Look through the lines below, find those with the word "stuMana", and copy them.

|---|

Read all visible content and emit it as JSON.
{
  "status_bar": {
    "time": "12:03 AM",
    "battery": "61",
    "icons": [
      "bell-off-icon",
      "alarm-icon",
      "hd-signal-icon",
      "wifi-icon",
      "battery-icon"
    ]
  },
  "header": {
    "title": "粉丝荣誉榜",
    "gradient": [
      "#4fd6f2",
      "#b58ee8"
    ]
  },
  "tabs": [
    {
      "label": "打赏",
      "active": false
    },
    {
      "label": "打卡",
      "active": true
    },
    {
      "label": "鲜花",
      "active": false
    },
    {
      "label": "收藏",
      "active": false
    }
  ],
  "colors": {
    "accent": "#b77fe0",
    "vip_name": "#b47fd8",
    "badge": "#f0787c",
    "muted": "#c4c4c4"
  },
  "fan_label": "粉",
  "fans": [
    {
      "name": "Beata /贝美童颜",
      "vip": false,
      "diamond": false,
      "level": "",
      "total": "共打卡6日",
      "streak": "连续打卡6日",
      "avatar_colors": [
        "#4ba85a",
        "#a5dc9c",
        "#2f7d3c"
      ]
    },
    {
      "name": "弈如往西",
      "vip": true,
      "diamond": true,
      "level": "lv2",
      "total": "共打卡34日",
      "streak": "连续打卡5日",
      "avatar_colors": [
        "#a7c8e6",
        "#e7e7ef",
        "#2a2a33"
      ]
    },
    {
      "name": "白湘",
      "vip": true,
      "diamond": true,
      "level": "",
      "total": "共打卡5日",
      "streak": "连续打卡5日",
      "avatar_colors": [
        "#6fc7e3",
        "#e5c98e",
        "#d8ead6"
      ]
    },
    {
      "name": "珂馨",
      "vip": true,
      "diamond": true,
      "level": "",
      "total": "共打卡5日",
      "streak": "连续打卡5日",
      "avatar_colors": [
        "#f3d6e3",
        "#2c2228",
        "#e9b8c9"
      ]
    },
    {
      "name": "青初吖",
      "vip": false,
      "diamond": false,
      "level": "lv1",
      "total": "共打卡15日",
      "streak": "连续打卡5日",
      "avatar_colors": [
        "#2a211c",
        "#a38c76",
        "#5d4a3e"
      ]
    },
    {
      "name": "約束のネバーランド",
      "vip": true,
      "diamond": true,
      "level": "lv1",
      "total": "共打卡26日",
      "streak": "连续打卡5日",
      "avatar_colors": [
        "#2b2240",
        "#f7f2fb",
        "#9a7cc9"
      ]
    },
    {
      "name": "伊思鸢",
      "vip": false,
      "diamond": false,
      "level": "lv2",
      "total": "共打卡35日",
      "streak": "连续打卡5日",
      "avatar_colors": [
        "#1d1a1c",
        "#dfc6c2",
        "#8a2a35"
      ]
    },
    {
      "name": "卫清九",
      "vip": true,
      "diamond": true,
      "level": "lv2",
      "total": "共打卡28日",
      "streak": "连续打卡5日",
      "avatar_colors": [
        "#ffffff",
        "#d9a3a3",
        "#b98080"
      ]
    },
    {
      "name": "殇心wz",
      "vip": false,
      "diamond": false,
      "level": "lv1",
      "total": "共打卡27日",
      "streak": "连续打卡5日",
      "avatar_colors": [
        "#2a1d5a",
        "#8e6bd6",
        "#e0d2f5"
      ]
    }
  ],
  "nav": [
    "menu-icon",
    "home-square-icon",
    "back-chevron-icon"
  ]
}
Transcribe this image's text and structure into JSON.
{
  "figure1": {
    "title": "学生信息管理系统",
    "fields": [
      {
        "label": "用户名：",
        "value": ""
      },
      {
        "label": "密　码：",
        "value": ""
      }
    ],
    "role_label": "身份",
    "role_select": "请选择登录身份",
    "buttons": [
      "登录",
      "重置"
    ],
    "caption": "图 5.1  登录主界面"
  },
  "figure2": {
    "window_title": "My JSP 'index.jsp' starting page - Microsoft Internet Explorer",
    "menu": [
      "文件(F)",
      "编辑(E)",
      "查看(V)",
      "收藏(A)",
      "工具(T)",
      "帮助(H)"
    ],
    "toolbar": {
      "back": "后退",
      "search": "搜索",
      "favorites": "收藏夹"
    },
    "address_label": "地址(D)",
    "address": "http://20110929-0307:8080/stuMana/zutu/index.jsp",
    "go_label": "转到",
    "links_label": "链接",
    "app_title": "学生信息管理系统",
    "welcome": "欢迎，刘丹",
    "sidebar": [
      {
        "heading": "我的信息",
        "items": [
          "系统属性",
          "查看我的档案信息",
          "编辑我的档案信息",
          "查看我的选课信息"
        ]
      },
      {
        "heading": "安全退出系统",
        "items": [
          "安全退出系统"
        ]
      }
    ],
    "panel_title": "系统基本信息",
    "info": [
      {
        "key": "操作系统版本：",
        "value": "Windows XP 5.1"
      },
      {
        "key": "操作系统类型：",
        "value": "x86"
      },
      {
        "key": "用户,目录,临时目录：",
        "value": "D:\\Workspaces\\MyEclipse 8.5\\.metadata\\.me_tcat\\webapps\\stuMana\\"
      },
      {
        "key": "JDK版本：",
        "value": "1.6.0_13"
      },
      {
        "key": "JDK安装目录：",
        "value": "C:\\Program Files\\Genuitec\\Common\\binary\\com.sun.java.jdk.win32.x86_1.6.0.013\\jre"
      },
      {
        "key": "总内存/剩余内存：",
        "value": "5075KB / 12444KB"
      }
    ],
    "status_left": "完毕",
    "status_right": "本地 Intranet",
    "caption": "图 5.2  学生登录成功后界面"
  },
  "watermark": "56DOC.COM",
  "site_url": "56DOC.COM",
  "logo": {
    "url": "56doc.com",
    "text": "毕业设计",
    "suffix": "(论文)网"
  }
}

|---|

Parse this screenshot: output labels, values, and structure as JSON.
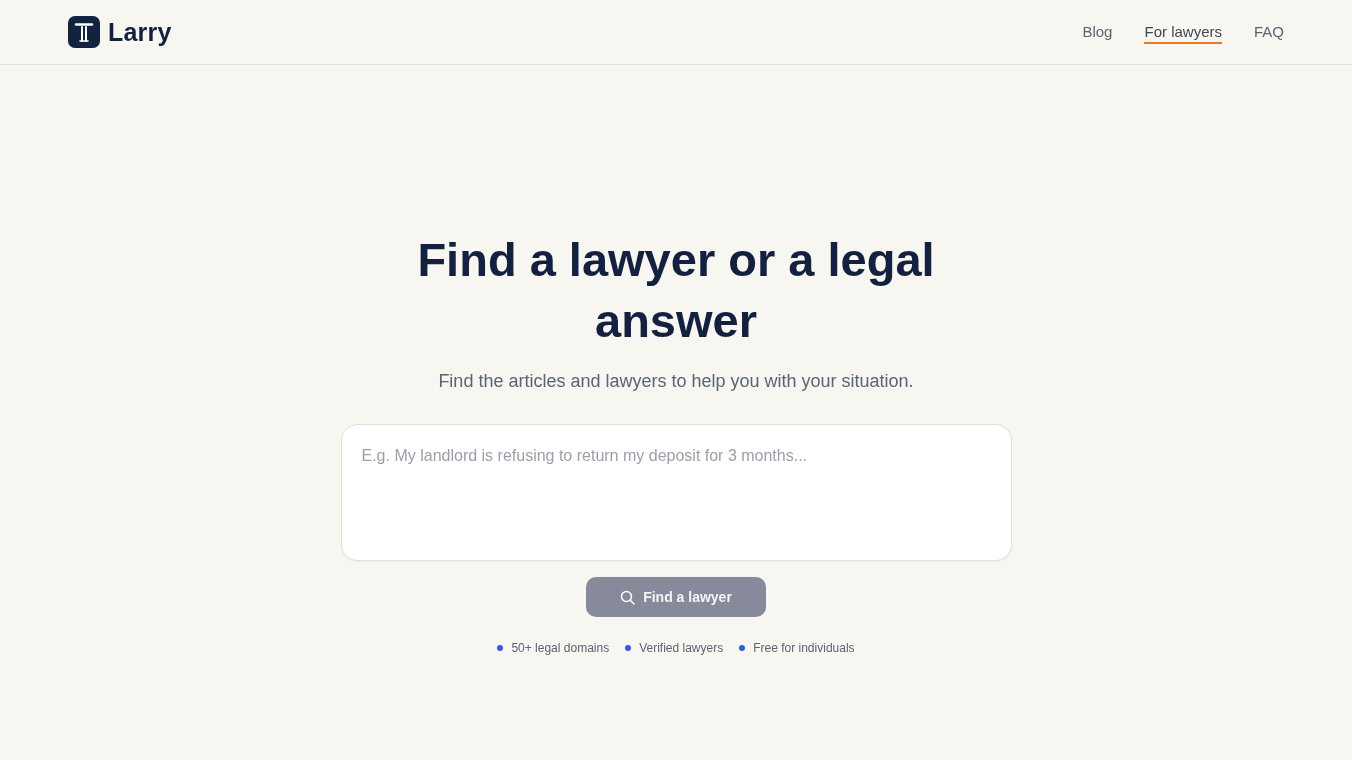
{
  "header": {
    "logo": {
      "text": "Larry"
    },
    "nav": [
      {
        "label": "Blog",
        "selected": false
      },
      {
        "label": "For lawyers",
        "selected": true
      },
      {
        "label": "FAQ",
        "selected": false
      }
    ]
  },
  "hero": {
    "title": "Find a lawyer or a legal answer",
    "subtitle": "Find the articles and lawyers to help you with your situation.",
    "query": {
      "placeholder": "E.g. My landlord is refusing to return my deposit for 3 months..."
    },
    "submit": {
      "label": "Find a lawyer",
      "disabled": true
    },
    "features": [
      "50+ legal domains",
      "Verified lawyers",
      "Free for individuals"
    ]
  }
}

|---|

■ WRITTEN REPLY
    "address": "http://20110929-0307:8080/stuMana/zutu/index.jsp",
        "value": "D:\\Workspaces\\MyEclipse 8.5\\.metadata\\.me_tcat\\webapps\\stuMana\\"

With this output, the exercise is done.